**RECORDED DATA**
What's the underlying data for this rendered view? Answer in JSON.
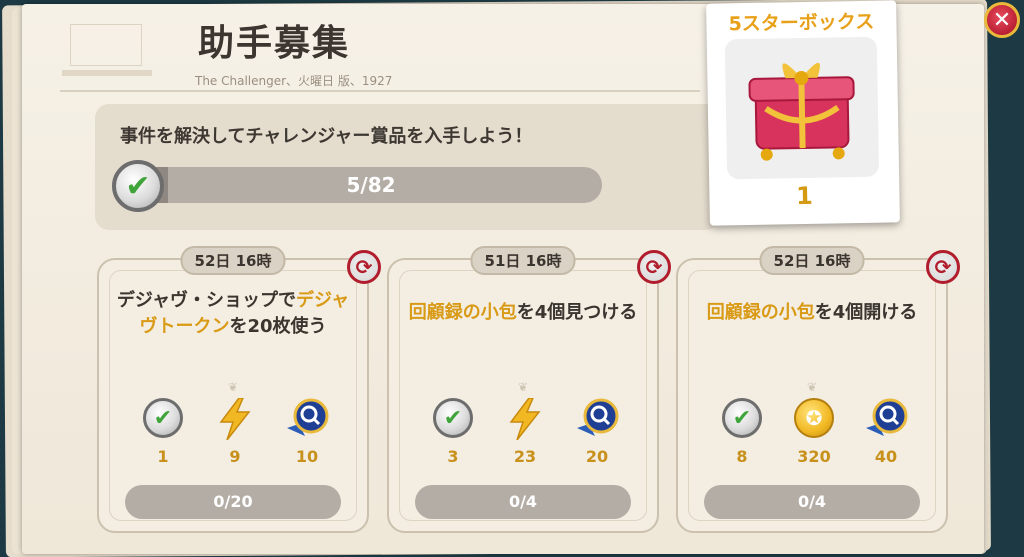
{
  "header": {
    "title": "助手募集",
    "subtitle": "The Challenger、火曜日 版、1927"
  },
  "progress": {
    "instruction": "事件を解決してチャレンジャー賞品を入手しよう！",
    "current": 5,
    "total": 82,
    "label": "5/82"
  },
  "reward_box": {
    "title": "5スターボックス",
    "count": "1"
  },
  "tasks": [
    {
      "timer": "52日 16時",
      "desc_prefix": "デジャヴ・ショップで",
      "desc_highlight": "デジャヴトークン",
      "desc_suffix": "を20枚使う",
      "rewards": [
        "1",
        "9",
        "10"
      ],
      "progress_label": "0/20",
      "progress_fraction": 0
    },
    {
      "timer": "51日 16時",
      "desc_prefix": "",
      "desc_highlight": "回顧録の小包",
      "desc_suffix": "を4個見つける",
      "rewards": [
        "3",
        "23",
        "20"
      ],
      "progress_label": "0/4",
      "progress_fraction": 0
    },
    {
      "timer": "52日 16時",
      "desc_prefix": "",
      "desc_highlight": "回顧録の小包",
      "desc_suffix": "を4個開ける",
      "rewards": [
        "8",
        "320",
        "40"
      ],
      "progress_label": "0/4",
      "progress_fraction": 0
    }
  ],
  "colors": {
    "accent": "#d99a16",
    "close": "#b3192f",
    "background": "#1d3a44"
  },
  "icons": [
    "check-medal-icon",
    "lightning-icon",
    "magnifier-badge-icon",
    "coin-icon",
    "refresh-icon",
    "close-icon",
    "gift-box-icon"
  ]
}
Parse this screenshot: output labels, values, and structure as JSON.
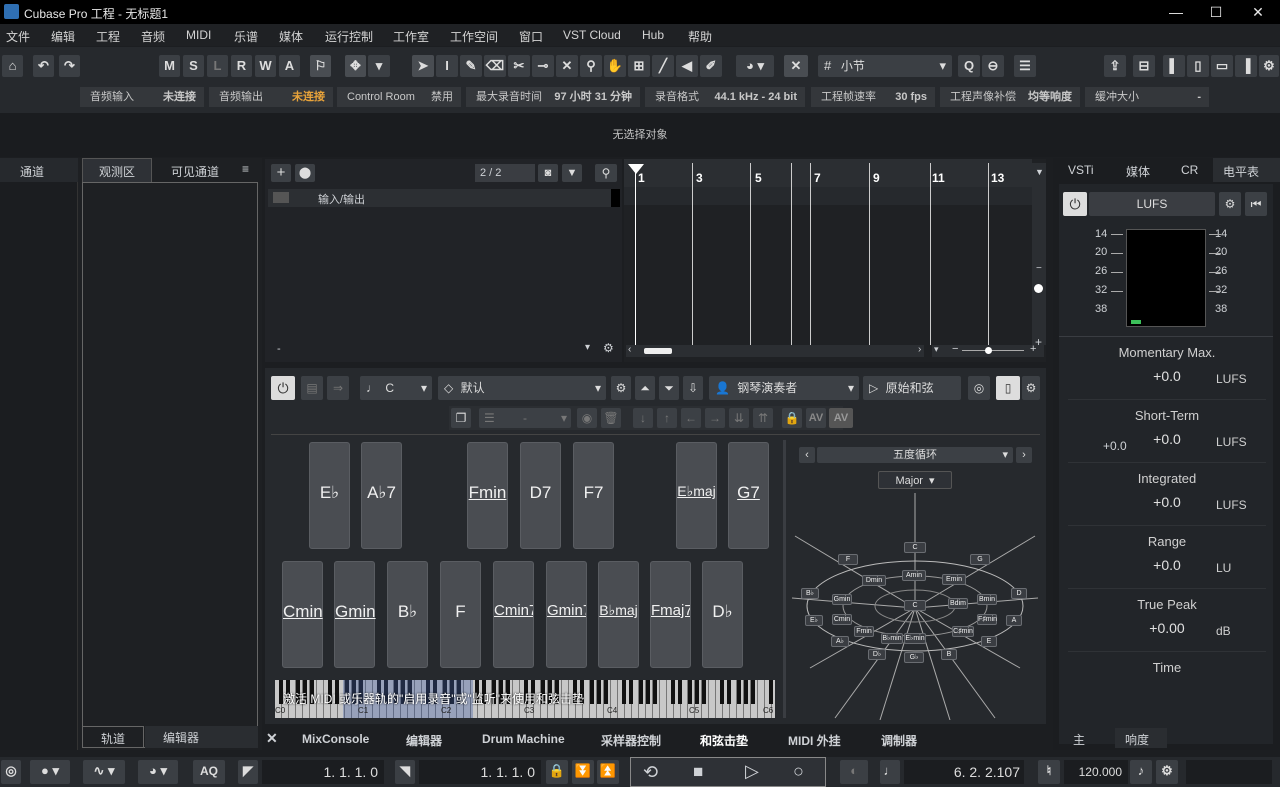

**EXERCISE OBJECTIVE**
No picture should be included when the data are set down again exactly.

**ANSWER**
What's the underlying data for this rendered view? Answer in JSON.
{
  "header": {
    "title": "助手募集",
    "subtitle": "The Challenger、火曜日 版、1927"
  },
  "progress": {
    "instruction": "事件を解決してチャレンジャー賞品を入手しよう！",
    "current": 5,
    "total": 82,
    "label": "5/82"
  },
  "reward_box": {
    "title": "5スターボックス",
    "count": "1"
  },
  "tasks": [
    {
      "timer": "52日 16時",
      "desc_prefix": "デジャヴ・ショップで",
      "desc_highlight": "デジャヴトークン",
      "desc_suffix": "を20枚使う",
      "rewards": [
        "1",
        "9",
        "10"
      ],
      "progress_label": "0/20",
      "progress_fraction": 0
    },
    {
      "timer": "51日 16時",
      "desc_prefix": "",
      "desc_highlight": "回顧録の小包",
      "desc_suffix": "を4個見つける",
      "rewards": [
        "3",
        "23",
        "20"
      ],
      "progress_label": "0/4",
      "progress_fraction": 0
    },
    {
      "timer": "52日 16時",
      "desc_prefix": "",
      "desc_highlight": "回顧録の小包",
      "desc_suffix": "を4個開ける",
      "rewards": [
        "8",
        "320",
        "40"
      ],
      "progress_label": "0/4",
      "progress_fraction": 0
    }
  ],
  "colors": {
    "accent": "#d99a16",
    "close": "#b3192f",
    "background": "#1d3a44"
  },
  "icons": [
    "check-medal-icon",
    "lightning-icon",
    "magnifier-badge-icon",
    "coin-icon",
    "refresh-icon",
    "close-icon",
    "gift-box-icon"
  ]
}
Parse this screenshot: output labels, values, and structure as JSON.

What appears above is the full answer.